§ REQUIRED WORK: Each entry should be printed exactly, with its images omitted.

§ EXTRACTED INFORMATION:
◆ ◆ ◆ ◆

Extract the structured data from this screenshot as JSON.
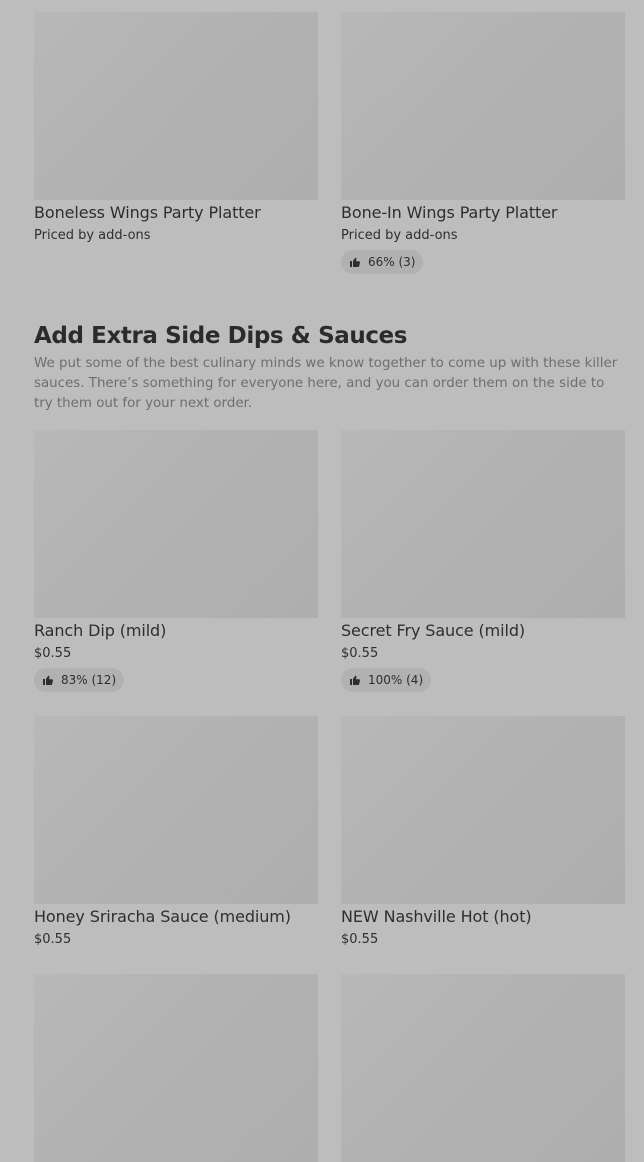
{
  "upper_items": [
    {
      "title": "Boneless Wings Party Platter",
      "price": "Priced by add-ons"
    },
    {
      "title": "Bone-In Wings Party Platter",
      "price": "Priced by add-ons",
      "rating": "66% (3)"
    }
  ],
  "section": {
    "title": "Add Extra Side Dips & Sauces",
    "description": "We put some of the best culinary minds we know together to come up with these killer sauces. There’s something for everyone here, and you can order them on the side to try them out for your next order."
  },
  "items": [
    {
      "title": "Ranch Dip (mild)",
      "price": "$0.55",
      "rating": "83% (12)"
    },
    {
      "title": "Secret Fry Sauce (mild)",
      "price": "$0.55",
      "rating": "100% (4)"
    },
    {
      "title": "Honey Sriracha Sauce (medium)",
      "price": "$0.55"
    },
    {
      "title": "NEW Nashville Hot (hot)",
      "price": "$0.55"
    }
  ],
  "icons": {
    "rating": "thumbs-up-icon"
  },
  "colors": {
    "background": "#bdbdbd",
    "placeholder": "#b1b1b1",
    "text": "#2e2e2e",
    "muted_text": "#6e6e6e"
  }
}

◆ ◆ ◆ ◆

§ RESPONSE TO THE EXERCISE:
Extract the structured data from this screenshot as JSON.
{
  "upper_items": [
    {
      "title": "Boneless Wings Party Platter",
      "price": "Priced by add-ons"
    },
    {
      "title": "Bone-In Wings Party Platter",
      "price": "Priced by add-ons",
      "rating": "66% (3)"
    }
  ],
  "section": {
    "title": "Add Extra Side Dips & Sauces",
    "description": "We put some of the best culinary minds we know together to come up with these killer sauces. There’s something for everyone here, and you can order them on the side to try them out for your next order."
  },
  "items": [
    {
      "title": "Ranch Dip (mild)",
      "price": "$0.55",
      "rating": "83% (12)"
    },
    {
      "title": "Secret Fry Sauce (mild)",
      "price": "$0.55",
      "rating": "100% (4)"
    },
    {
      "title": "Honey Sriracha Sauce (medium)",
      "price": "$0.55"
    },
    {
      "title": "NEW Nashville Hot (hot)",
      "price": "$0.55"
    }
  ],
  "icons": {
    "rating": "thumbs-up-icon"
  },
  "colors": {
    "background": "#bdbdbd",
    "placeholder": "#b1b1b1",
    "text": "#2e2e2e",
    "muted_text": "#6e6e6e"
  }
}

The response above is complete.